# Least-squares methods for PDEs: A fair and balanced perspective

Sunday, October 31, 2010 - 3:00pm - 4:30pm

Keller 3-180

Pavel Bochev (Sandia National Laboratories)

In this lecture I will present an unconventional perspective on least-squares finite element methods, which connects them to compatible methods and shows that least-squares methods can enjoy the same conservation properties as their mixed Galerkin cousins.

To a casual observer, compatible (or mimetic) methods and least

squares principles for PDEs couldn't be further apart. Mimetic

methods inherit key conservation properties of the PDE, can be

related to a naturally occurring optimization problem, and

require specially selected, dispersed degrees of freedom. The

conventional wisdom about least squares is that they rely on

artificial energy principles, are only approximately

conservative, but can work with standard

This lecture demonstrates that exactly the opposite is true

about least-squares methods. First, I will argue that nodal

elements, while admissible in least squares, do not allow them

to realize their full potential, should be avoided and are,

perhaps, the least important reason to use least squares!

Second, I will show that for an important class of problems

least squares and compatible methods are close relatives that

share a common ancestor, and in some circumstances compute

identical answers. The price paid for gaining favorable

conservation properties is that one has to give up what is

arguably the least important advantage attributed to least

squares methods: one can no longer use

If time permits I will explore two other unconventional uses of least-squares ideas which result in numerical schemes with attractive computational properties: a least-squares mesh-tying method that passes patch tests of arbitrary orders, and a locally conservative discontinuous velocity least-squares method for incompressible flows.
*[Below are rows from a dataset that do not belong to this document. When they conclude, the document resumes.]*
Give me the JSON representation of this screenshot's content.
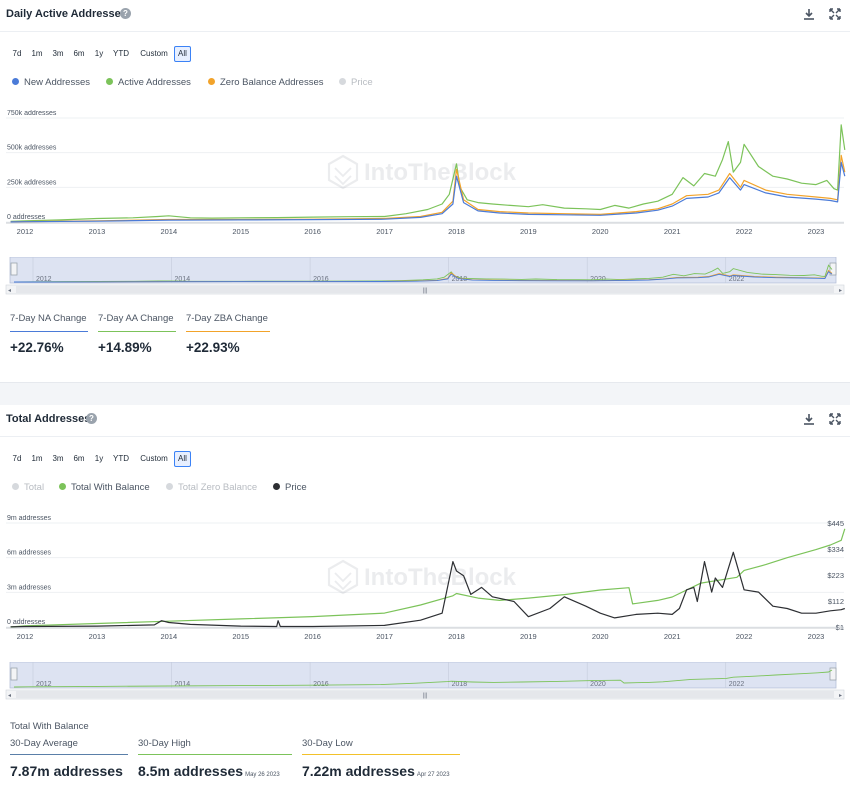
{
  "panel1": {
    "title": "Daily Active Addresses",
    "range_buttons": [
      "7d",
      "1m",
      "3m",
      "6m",
      "1y",
      "YTD",
      "Custom",
      "All"
    ],
    "active_range": "All",
    "legend": [
      {
        "label": "New Addresses",
        "color": "#4b7bd8",
        "enabled": true
      },
      {
        "label": "Active Addresses",
        "color": "#7cc35a",
        "enabled": true
      },
      {
        "label": "Zero Balance Addresses",
        "color": "#f2a32a",
        "enabled": true
      },
      {
        "label": "Price",
        "color": "#c9cdd2",
        "enabled": false
      }
    ],
    "watermark": "IntoTheBlock",
    "stats": [
      {
        "label": "7-Day NA Change",
        "value": "+22.76%",
        "underline": "#4b7bd8"
      },
      {
        "label": "7-Day AA Change",
        "value": "+14.89%",
        "underline": "#7cc35a"
      },
      {
        "label": "7-Day ZBA Change",
        "value": "+22.93%",
        "underline": "#f2a32a"
      }
    ]
  },
  "panel2": {
    "title": "Total Addresses",
    "range_buttons": [
      "7d",
      "1m",
      "3m",
      "6m",
      "1y",
      "YTD",
      "Custom",
      "All"
    ],
    "active_range": "All",
    "legend": [
      {
        "label": "Total",
        "color": "#c9cdd2",
        "enabled": false
      },
      {
        "label": "Total With Balance",
        "color": "#7cc35a",
        "enabled": true
      },
      {
        "label": "Total Zero Balance",
        "color": "#c9cdd2",
        "enabled": false
      },
      {
        "label": "Price",
        "color": "#2d2f33",
        "enabled": true
      }
    ],
    "watermark": "IntoTheBlock",
    "stats_title": "Total With Balance",
    "stats": [
      {
        "label": "30-Day Average",
        "value": "7.87m addresses",
        "date": "",
        "underline": "#5a7fa8"
      },
      {
        "label": "30-Day High",
        "value": "8.5m addresses",
        "date": "May 26 2023",
        "underline": "#7cc35a"
      },
      {
        "label": "30-Day Low",
        "value": "7.22m addresses",
        "date": "Apr 27 2023",
        "underline": "#f2c12a"
      }
    ]
  },
  "chart_data": [
    {
      "type": "line",
      "title": "Daily Active Addresses",
      "x_ticks": [
        "2012",
        "2013",
        "2014",
        "2015",
        "2016",
        "2017",
        "2018",
        "2019",
        "2020",
        "2021",
        "2022",
        "2023"
      ],
      "y_ticks": [
        "0 addresses",
        "250k addresses",
        "500k addresses",
        "750k addresses"
      ],
      "ylim": [
        0,
        750000
      ],
      "grid": true,
      "legend_position": "top-left",
      "series": [
        {
          "name": "Active Addresses",
          "color": "#7cc35a",
          "x": [
            2011.8,
            2012,
            2012.5,
            2013,
            2013.5,
            2013.85,
            2014,
            2014.3,
            2014.6,
            2015,
            2015.5,
            2016,
            2016.5,
            2017,
            2017.3,
            2017.6,
            2017.8,
            2017.9,
            2018,
            2018.05,
            2018.15,
            2018.3,
            2018.5,
            2018.75,
            2019,
            2019.2,
            2019.5,
            2019.8,
            2020,
            2020.2,
            2020.4,
            2020.6,
            2020.8,
            2021,
            2021.15,
            2021.3,
            2021.45,
            2021.6,
            2021.7,
            2021.78,
            2021.85,
            2021.95,
            2022,
            2022.2,
            2022.4,
            2022.6,
            2022.8,
            2023,
            2023.15,
            2023.25,
            2023.3,
            2023.35,
            2023.4
          ],
          "y": [
            5000,
            8000,
            15000,
            25000,
            30000,
            40000,
            45000,
            30000,
            28000,
            30000,
            32000,
            35000,
            38000,
            40000,
            60000,
            90000,
            130000,
            200000,
            420000,
            250000,
            160000,
            140000,
            130000,
            120000,
            110000,
            125000,
            100000,
            95000,
            90000,
            120000,
            100000,
            130000,
            150000,
            200000,
            320000,
            260000,
            350000,
            330000,
            450000,
            580000,
            360000,
            430000,
            560000,
            400000,
            330000,
            310000,
            280000,
            270000,
            300000,
            240000,
            230000,
            700000,
            520000
          ]
        },
        {
          "name": "Zero Balance Addresses",
          "color": "#f2a32a",
          "x": [
            2011.8,
            2012,
            2013,
            2014,
            2015,
            2016,
            2017,
            2017.5,
            2017.8,
            2017.95,
            2018,
            2018.1,
            2018.3,
            2018.6,
            2019,
            2019.5,
            2020,
            2020.5,
            2020.8,
            2021,
            2021.2,
            2021.5,
            2021.65,
            2021.8,
            2021.95,
            2022,
            2022.3,
            2022.6,
            2023,
            2023.2,
            2023.3,
            2023.35,
            2023.4
          ],
          "y": [
            1000,
            3000,
            8000,
            18000,
            18000,
            20000,
            25000,
            40000,
            70000,
            150000,
            380000,
            160000,
            90000,
            75000,
            65000,
            60000,
            55000,
            75000,
            95000,
            130000,
            190000,
            200000,
            230000,
            350000,
            250000,
            300000,
            230000,
            200000,
            180000,
            170000,
            160000,
            480000,
            360000
          ]
        },
        {
          "name": "New Addresses",
          "color": "#4b7bd8",
          "x": [
            2011.8,
            2012,
            2013,
            2014,
            2015,
            2016,
            2017,
            2017.5,
            2017.8,
            2017.95,
            2018,
            2018.1,
            2018.3,
            2018.6,
            2019,
            2019.5,
            2020,
            2020.5,
            2020.8,
            2021,
            2021.2,
            2021.5,
            2021.65,
            2021.8,
            2021.95,
            2022,
            2022.3,
            2022.6,
            2023,
            2023.2,
            2023.3,
            2023.35,
            2023.4
          ],
          "y": [
            1000,
            2000,
            6000,
            14000,
            15000,
            17000,
            20000,
            33000,
            60000,
            130000,
            330000,
            140000,
            80000,
            65000,
            55000,
            52000,
            48000,
            65000,
            85000,
            115000,
            170000,
            180000,
            210000,
            320000,
            230000,
            270000,
            210000,
            180000,
            165000,
            155000,
            145000,
            430000,
            330000
          ]
        }
      ]
    },
    {
      "type": "line",
      "title": "Total Addresses",
      "x_ticks": [
        "2012",
        "2013",
        "2014",
        "2015",
        "2016",
        "2017",
        "2018",
        "2019",
        "2020",
        "2021",
        "2022",
        "2023"
      ],
      "y_ticks": [
        "0 addresses",
        "3m addresses",
        "6m addresses",
        "9m addresses"
      ],
      "y2_ticks": [
        "$1",
        "$112",
        "$223",
        "$334",
        "$445"
      ],
      "ylim": [
        0,
        9000000
      ],
      "y2lim": [
        1,
        445
      ],
      "grid": true,
      "legend_position": "top-left",
      "series": [
        {
          "name": "Total With Balance",
          "color": "#7cc35a",
          "axis": "left",
          "x": [
            2011.8,
            2012,
            2013,
            2014,
            2015,
            2016,
            2017,
            2017.5,
            2017.95,
            2018,
            2018.3,
            2018.6,
            2019,
            2019.5,
            2020,
            2020.4,
            2020.45,
            2020.8,
            2021,
            2021.4,
            2021.9,
            2022,
            2022.3,
            2022.6,
            2023,
            2023.2,
            2023.35,
            2023.4
          ],
          "y": [
            0,
            100000,
            300000,
            500000,
            700000,
            900000,
            1200000,
            1900000,
            2700000,
            2900000,
            2500000,
            2300000,
            2500000,
            2800000,
            3200000,
            3400000,
            2000000,
            2300000,
            2600000,
            3800000,
            4300000,
            4900000,
            5400000,
            6000000,
            6700000,
            7100000,
            7500000,
            8500000
          ]
        },
        {
          "name": "Price",
          "color": "#2d2f33",
          "axis": "right",
          "x": [
            2011.8,
            2012,
            2013,
            2013.8,
            2013.9,
            2014,
            2014.3,
            2015,
            2015.5,
            2015.52,
            2015.55,
            2016,
            2017,
            2017.5,
            2017.8,
            2017.95,
            2018,
            2018.1,
            2018.2,
            2018.35,
            2018.5,
            2018.8,
            2019,
            2019.3,
            2019.5,
            2019.8,
            2020,
            2020.2,
            2020.5,
            2020.8,
            2021,
            2021.1,
            2021.2,
            2021.3,
            2021.35,
            2021.45,
            2021.55,
            2021.6,
            2021.7,
            2021.85,
            2022,
            2022.2,
            2022.4,
            2022.6,
            2022.8,
            2023,
            2023.2,
            2023.35,
            2023.4
          ],
          "y": [
            2,
            3,
            5,
            10,
            28,
            20,
            12,
            5,
            3,
            28,
            3,
            3,
            8,
            30,
            60,
            280,
            240,
            220,
            140,
            170,
            130,
            110,
            45,
            80,
            130,
            90,
            60,
            40,
            55,
            60,
            55,
            80,
            160,
            170,
            110,
            280,
            150,
            210,
            170,
            320,
            160,
            150,
            90,
            80,
            60,
            60,
            70,
            75,
            80
          ]
        }
      ]
    }
  ]
}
The material in this talk is drawn from collaborative works with M. Gunzburger (FSU), M Hyman (Tulane), L. Olson (UIUC) and J. Lai (UIUC).

Sandia National Laboratories is a

multi-program laboratory operated by Sandia Corporation, a

wholly owned subsidiary of Lockheed Martin company, for the

U.S. Department of Energy's National Nuclear Security

Administration under contract DE-AC04-94AL85000.

To a casual observer, compatible (or mimetic) methods and least

squares principles for PDEs couldn't be further apart. Mimetic

methods inherit key conservation properties of the PDE, can be

related to a naturally occurring optimization problem, and

require specially selected, dispersed degrees of freedom. The

conventional wisdom about least squares is that they rely on

artificial energy principles, are only approximately

conservative, but can work with standard

*C*^{0}nodal (or collocated) degrees of freedom. The latter is considered to be among the chief reasons to use least squares methods.This lecture demonstrates that exactly the opposite is true

about least-squares methods. First, I will argue that nodal

elements, while admissible in least squares, do not allow them

to realize their full potential, should be avoided and are,

perhaps, the least important reason to use least squares!

Second, I will show that for an important class of problems

least squares and compatible methods are close relatives that

share a common ancestor, and in some circumstances compute

identical answers. The price paid for gaining favorable

conservation properties is that one has to give up what is

arguably the least important advantage attributed to least

squares methods: one can no longer use

*C*^{0}nodal elements for all variables.If time permits I will explore two other unconventional uses of least-squares ideas which result in numerical schemes with attractive computational properties: a least-squares mesh-tying method that passes patch tests of arbitrary orders, and a locally conservative discontinuous velocity least-squares method for incompressible flows. The material in this talk is drawn from collaborative works with M. Gunzburger (FSU), M Hyman (Tulane), L. Olson (UIUC) and J. Lai (UIUC).

Sandia National Laboratories is a

multi-program laboratory operated by Sandia Corporation, a

wholly owned subsidiary of Lockheed Martin company, for the

U.S. Department of Energy's National Nuclear Security

Administration under contract DE-AC04-94AL85000.

MSC Code:

93E24

Keywords: